American Cuentos

In the Rio Grande Valley, we tell stories, cuentos, when we are trying to get others to understand something terribly important. The three stories I am going to share are sad—all three of them have brought tears to my eyes. I tell them to every lawmaker I meet; I tell them every time we have a rally to get out the vote in the Valley; I tell them because something has to be done to change these stories.

First Story: At our December graduation, a faculty member introduced me to a young Hispanic woman. The young woman was dressed in her cap and gown, and she was wearing her memory stole. Each graduation ceremony, the graduating students give their memory stoles to someone who has sacrificed to help them graduate. It is very moving to see mothers wearing their daughter’s memory stoles; or husbands wearing them; or even faculty wearing them. I began to ask her to whom she was going to give her memory stole, but first I asked her what her plans were for the future. I watched her face go pale, and I saw the tears come to her eyes as she answered, “I have no plans for the future.” Before I could reach out to her, she turned and disappeared into the crowd of students. “She is one of our Dream Act students,” the faculty member told me. Someone had sacrificed so she could get her degree, and she has sacrificed also. She has the degree—a master’s in communication—but she has, in her mind, no future.

Second Story: I was at the Harlingen airport when a young woman came up and hugged me. Getting hugs is common in the Valley—abrazos we call them. The hug I received that day was from a student who was just returning from another university which had accepted her into its master’s program in accounting. The hug was strong, and it had a purpose. This young woman was just about to graduate from Pan Am with honors, and she had read an op-ed I had written in support of the Dream Act. She too was one of our Dream Act students. We both cried as she told me she feared the Dream Act wouldn’t pass before she got her master’s degree and she was scared about her future.

Third Story: I was presenting at a conference on immigration here in the Valley. The first session went fine. The audience was mostly community organizers, and they were delighted to hear about the grants and scholarships for Dream Act students at Pan Am. The second session didn’t go as well. It was in Spanish, and the audience was mainly parents and children without documents. The mothers talked about the fears they have of being arrested, about how they never jaywalk because the police might stop them; about how they don’t go out in the day but do their shopping only at night. When I talked about the grants and scholarships available for their children, they didn’t believe me. When I told them they could ask the counselors at their children’s high schools, they said they didn’t dare go to the high schools because something might happen to their children if the counselors knew their children were without papers. They didn’t believe me until one very small woman came to the front of the room and said, “El dice la verdad. Mi hija va a Pan Americana, y ella tiene una veca que paga todo.” I told the parents to come to Pan Am and we would help them with the paperwork for scholarships, but they said it was too dangerous. So I gave them my card and told them to call and we would help them over the phone fill out the forms. We cried there too. Three have called so far.
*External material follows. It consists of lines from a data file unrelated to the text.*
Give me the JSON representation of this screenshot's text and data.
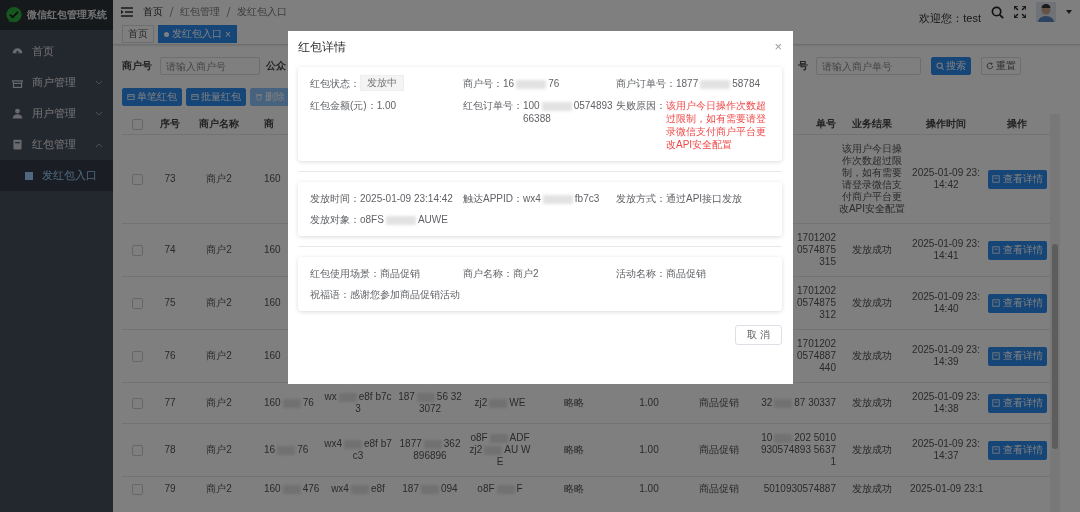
{
  "sidebar": {
    "title": "微信红包管理系统",
    "items": [
      {
        "label": "首页",
        "kind": "link",
        "selected": false
      },
      {
        "label": "商户管理",
        "kind": "group",
        "expanded": false,
        "selected": false
      },
      {
        "label": "用户管理",
        "kind": "group",
        "expanded": false,
        "selected": false
      },
      {
        "label": "红包管理",
        "kind": "group",
        "expanded": true,
        "selected": false,
        "children": [
          {
            "label": "发红包入口",
            "selected": true
          }
        ]
      }
    ]
  },
  "header": {
    "breadcrumb": [
      "首页",
      "红包管理",
      "发红包入口"
    ],
    "welcome": "欢迎您：test"
  },
  "tags": [
    {
      "label": "首页",
      "selected": false
    },
    {
      "label": "发红包入口",
      "selected": true,
      "close": "×"
    }
  ],
  "filters": [
    {
      "label": "商户号",
      "placeholder": "请输入商户号"
    },
    {
      "label": "公众"
    },
    {
      "label": "号",
      "placeholder": "请输入商户单号"
    }
  ],
  "search_button": "搜索",
  "reset_button": "重置",
  "actions": [
    {
      "label": "单笔红包",
      "disabled": false
    },
    {
      "label": "批量红包",
      "disabled": false
    },
    {
      "label": "删除",
      "disabled": true
    }
  ],
  "table": {
    "all_checked": false,
    "columns": [
      "序号",
      "商户名称",
      "商",
      null,
      null,
      null,
      null,
      null,
      null,
      "单号",
      "业务结果",
      "操作时间",
      "操作"
    ],
    "rows": [
      {
        "checked": false,
        "cells": [
          "73",
          "商户2",
          "160",
          null,
          null,
          null,
          null,
          null,
          null,
          null,
          "该用户今日操作次数超过限制，如有需要请登录微信支付商户平台更改API安全配置",
          "2025-01-09 23:14:42",
          "查看详情"
        ]
      },
      {
        "checked": false,
        "cells": [
          "74",
          "商户2",
          "160",
          null,
          null,
          null,
          null,
          null,
          null,
          "17012020574875315",
          "发放成功",
          "2025-01-09 23:14:41",
          "查看详情"
        ]
      },
      {
        "checked": false,
        "cells": [
          "75",
          "商户2",
          "160",
          null,
          null,
          null,
          null,
          null,
          null,
          "17012020574875312",
          "发放成功",
          "2025-01-09 23:14:40",
          "查看详情"
        ]
      },
      {
        "checked": false,
        "cells": [
          "76",
          "商户2",
          "160",
          null,
          null,
          null,
          null,
          null,
          null,
          "17012020574887440",
          "发放成功",
          "2025-01-09 23:14:39",
          "查看详情"
        ]
      },
      {
        "checked": false,
        "cells": [
          "77",
          "商户2",
          [
            "160",
            "76"
          ],
          [
            "wx",
            "e8f b7c3"
          ],
          [
            "187",
            "56 323072"
          ],
          [
            "zj2",
            "WE"
          ],
          "略略",
          "1.00",
          "商品促销",
          [
            "32",
            "87 30337"
          ],
          "发放成功",
          "2025-01-09 23:14:38",
          "查看详情"
        ]
      },
      {
        "checked": false,
        "cells": [
          "78",
          "商户2",
          [
            "16",
            "76"
          ],
          [
            "wx4",
            "e8f b7c3"
          ],
          [
            "1877",
            "362 896896"
          ],
          [
            "o8F",
            "ADF zj2",
            "AU WE"
          ],
          "略略",
          "1.00",
          "商品促销",
          [
            "10",
            "202 5010930574893 56371"
          ],
          "发放成功",
          "2025-01-09 23:14:37",
          "查看详情"
        ]
      },
      {
        "checked": false,
        "cells": [
          "79",
          "商户2",
          [
            "160",
            "476"
          ],
          [
            "wx4",
            "e8f"
          ],
          [
            "187",
            "094"
          ],
          [
            "o8F",
            "F"
          ],
          "略略",
          "1.00",
          "商品促销",
          "5010930574887",
          "发放成功",
          "2025-01-09 23:1",
          null
        ]
      }
    ]
  },
  "dialog": {
    "title": "红包详情",
    "close": "×",
    "sections": [
      {
        "fields": [
          {
            "label": "红包状态：",
            "value": "发放中",
            "kind": "tag"
          },
          {
            "label": "商户号：",
            "value": [
              "16",
              "76"
            ],
            "kind": "text"
          },
          {
            "label": "商户订单号：",
            "value": [
              "1877",
              "58784"
            ],
            "kind": "text"
          },
          {
            "label": "红包金额(元)：",
            "value": "1.00",
            "kind": "text"
          },
          {
            "label": "红包订单号：",
            "value": [
              "100",
              "057489366388"
            ],
            "kind": "text"
          },
          {
            "label": "失败原因：",
            "value": "该用户今日操作次数超过限制，如有需要请登录微信支付商户平台更改API安全配置",
            "kind": "error"
          }
        ]
      },
      {
        "fields": [
          {
            "label": "发放时间：",
            "value": "2025-01-09 23:14:42",
            "kind": "text"
          },
          {
            "label": "触达APPID：",
            "value": [
              "wx4",
              "fb7c3"
            ],
            "kind": "text"
          },
          {
            "label": "发放方式：",
            "value": "通过API接口发放",
            "kind": "text"
          },
          {
            "label": "发放对象：",
            "value": [
              "o8FS",
              "AUWE"
            ],
            "kind": "text"
          }
        ]
      },
      {
        "fields": [
          {
            "label": "红包使用场景：",
            "value": "商品促销",
            "kind": "text"
          },
          {
            "label": "商户名称：",
            "value": "商户2",
            "kind": "text"
          },
          {
            "label": "活动名称：",
            "value": "商品促销",
            "kind": "text"
          },
          {
            "label": "祝福语：",
            "value": "感谢您参加商品促销活动",
            "kind": "text"
          }
        ]
      }
    ],
    "cancel": "取 消"
  }
}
At the University of Texas-Pan American, we have 599 Dream Act students. Last year we had 602. They make up only slightly more than 3 percent of our 19,034 students. But that 3 percent is very important to me, to the faculty, and most of all to the other students. And that 3 percent is smart—they work hard and they graduate sooner than the average for the overall student body.

Until we pass the Dream Act, until we give these students citizenship, we are ruining not only these students’ lives; we are also destroying our own nation’s future. I have had people yell at me and write to me that we should just send the students back to Mexico—a country most of them don’t even know. With the violence there, if we were to deport them, we would be condemning them to a life of poverty and possibly to death. Many of them don’t even speak Spanish.

I could make the moral argument about doing the right thing; or I could make the economic argument about how much they will add to our economy (over $1.377 billion during their lifetime for just the 599 current students at Pan Am). But instead, one more story.

Story Four: Recently, we had a conference on campus to teach Dream Act students how to tell their stories, stories some had been hiding for years. We heard about not wanting to go to Mexico. We heard about dropping out because they couldn’t work to pay for their classes. We heard about how worried they were they would not be able to help their parents as their parents got older. But we also heard about dreams. There is a reason why it is called the Dream Act—and that reason is not that the actual bill is called, the Development, Relief and Education for Alien Minors Act (hence, DREAM Act). America needs to remember that it is a nation of immigrants. America needs to live up to its ideals of liberty and justice for all. Most importantly, we need to dream for and with these brave students (and soldiers). They love our country; it is time for us to love them and to allow them to be American citizens.


Dr. Robert Nelsen is the President of the University of Texas-Pan American.